Task requirements:
Where the string "right" occurs in a line of the data below, that line should be copied.

Input records:
○ ○ ○

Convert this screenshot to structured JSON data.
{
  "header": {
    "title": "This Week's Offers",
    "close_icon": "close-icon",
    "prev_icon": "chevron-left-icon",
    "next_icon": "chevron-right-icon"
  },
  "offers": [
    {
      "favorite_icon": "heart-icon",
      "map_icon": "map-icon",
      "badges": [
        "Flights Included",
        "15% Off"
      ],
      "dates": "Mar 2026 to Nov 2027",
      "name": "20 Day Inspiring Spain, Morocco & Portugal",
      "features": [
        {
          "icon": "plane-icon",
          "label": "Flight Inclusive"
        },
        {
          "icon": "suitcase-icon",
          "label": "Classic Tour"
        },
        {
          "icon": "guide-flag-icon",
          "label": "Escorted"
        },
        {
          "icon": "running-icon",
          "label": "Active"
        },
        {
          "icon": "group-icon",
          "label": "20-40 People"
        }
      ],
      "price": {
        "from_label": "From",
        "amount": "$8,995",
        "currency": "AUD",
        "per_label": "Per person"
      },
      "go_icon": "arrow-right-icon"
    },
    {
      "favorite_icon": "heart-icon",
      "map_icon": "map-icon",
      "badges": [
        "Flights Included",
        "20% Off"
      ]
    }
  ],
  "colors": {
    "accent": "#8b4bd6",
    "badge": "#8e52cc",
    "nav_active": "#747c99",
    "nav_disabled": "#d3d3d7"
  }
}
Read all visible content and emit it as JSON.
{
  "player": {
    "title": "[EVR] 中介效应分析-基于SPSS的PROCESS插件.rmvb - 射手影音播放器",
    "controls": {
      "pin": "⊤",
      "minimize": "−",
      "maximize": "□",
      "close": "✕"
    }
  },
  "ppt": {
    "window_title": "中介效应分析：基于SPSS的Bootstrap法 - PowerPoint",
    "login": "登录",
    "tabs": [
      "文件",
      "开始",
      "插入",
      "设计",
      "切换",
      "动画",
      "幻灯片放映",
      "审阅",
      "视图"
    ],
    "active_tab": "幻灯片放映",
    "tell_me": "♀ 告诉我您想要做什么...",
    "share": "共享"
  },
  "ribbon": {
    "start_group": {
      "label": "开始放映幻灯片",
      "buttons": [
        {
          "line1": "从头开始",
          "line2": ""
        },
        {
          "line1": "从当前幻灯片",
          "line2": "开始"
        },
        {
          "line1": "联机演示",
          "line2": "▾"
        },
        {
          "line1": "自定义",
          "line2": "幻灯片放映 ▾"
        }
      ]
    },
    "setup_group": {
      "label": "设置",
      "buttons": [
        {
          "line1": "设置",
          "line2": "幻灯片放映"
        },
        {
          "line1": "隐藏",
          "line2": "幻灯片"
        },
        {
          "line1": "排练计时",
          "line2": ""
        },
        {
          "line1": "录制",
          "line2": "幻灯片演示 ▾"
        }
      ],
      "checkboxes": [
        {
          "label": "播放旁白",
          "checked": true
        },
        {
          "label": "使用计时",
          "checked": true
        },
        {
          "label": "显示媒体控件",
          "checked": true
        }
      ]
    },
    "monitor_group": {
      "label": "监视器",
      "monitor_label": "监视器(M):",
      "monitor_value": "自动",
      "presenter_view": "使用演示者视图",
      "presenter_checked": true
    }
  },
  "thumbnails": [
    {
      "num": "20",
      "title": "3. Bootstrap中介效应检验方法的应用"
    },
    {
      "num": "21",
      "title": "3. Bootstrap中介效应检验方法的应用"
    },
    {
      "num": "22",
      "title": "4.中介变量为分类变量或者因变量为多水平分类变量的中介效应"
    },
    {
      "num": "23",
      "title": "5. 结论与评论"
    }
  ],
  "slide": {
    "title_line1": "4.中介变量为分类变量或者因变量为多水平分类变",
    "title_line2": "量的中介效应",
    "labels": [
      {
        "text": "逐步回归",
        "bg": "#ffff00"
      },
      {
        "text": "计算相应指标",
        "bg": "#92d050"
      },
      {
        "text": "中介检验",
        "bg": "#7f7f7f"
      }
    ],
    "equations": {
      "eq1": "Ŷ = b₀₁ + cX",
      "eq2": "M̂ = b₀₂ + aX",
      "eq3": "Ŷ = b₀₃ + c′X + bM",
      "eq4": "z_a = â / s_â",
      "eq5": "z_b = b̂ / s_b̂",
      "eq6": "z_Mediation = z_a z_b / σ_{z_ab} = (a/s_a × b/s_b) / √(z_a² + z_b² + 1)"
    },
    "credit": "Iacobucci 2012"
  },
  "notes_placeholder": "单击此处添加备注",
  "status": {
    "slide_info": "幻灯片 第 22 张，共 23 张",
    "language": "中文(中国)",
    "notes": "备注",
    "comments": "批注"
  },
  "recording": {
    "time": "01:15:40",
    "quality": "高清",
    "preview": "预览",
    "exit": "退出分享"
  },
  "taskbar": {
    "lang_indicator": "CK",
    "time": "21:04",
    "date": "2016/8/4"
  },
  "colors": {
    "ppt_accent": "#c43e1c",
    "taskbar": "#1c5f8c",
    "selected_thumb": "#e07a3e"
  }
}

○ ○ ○

Output of the task:
    "next_icon": "chevron-right-icon"
      "go_icon": "arrow-right-icon"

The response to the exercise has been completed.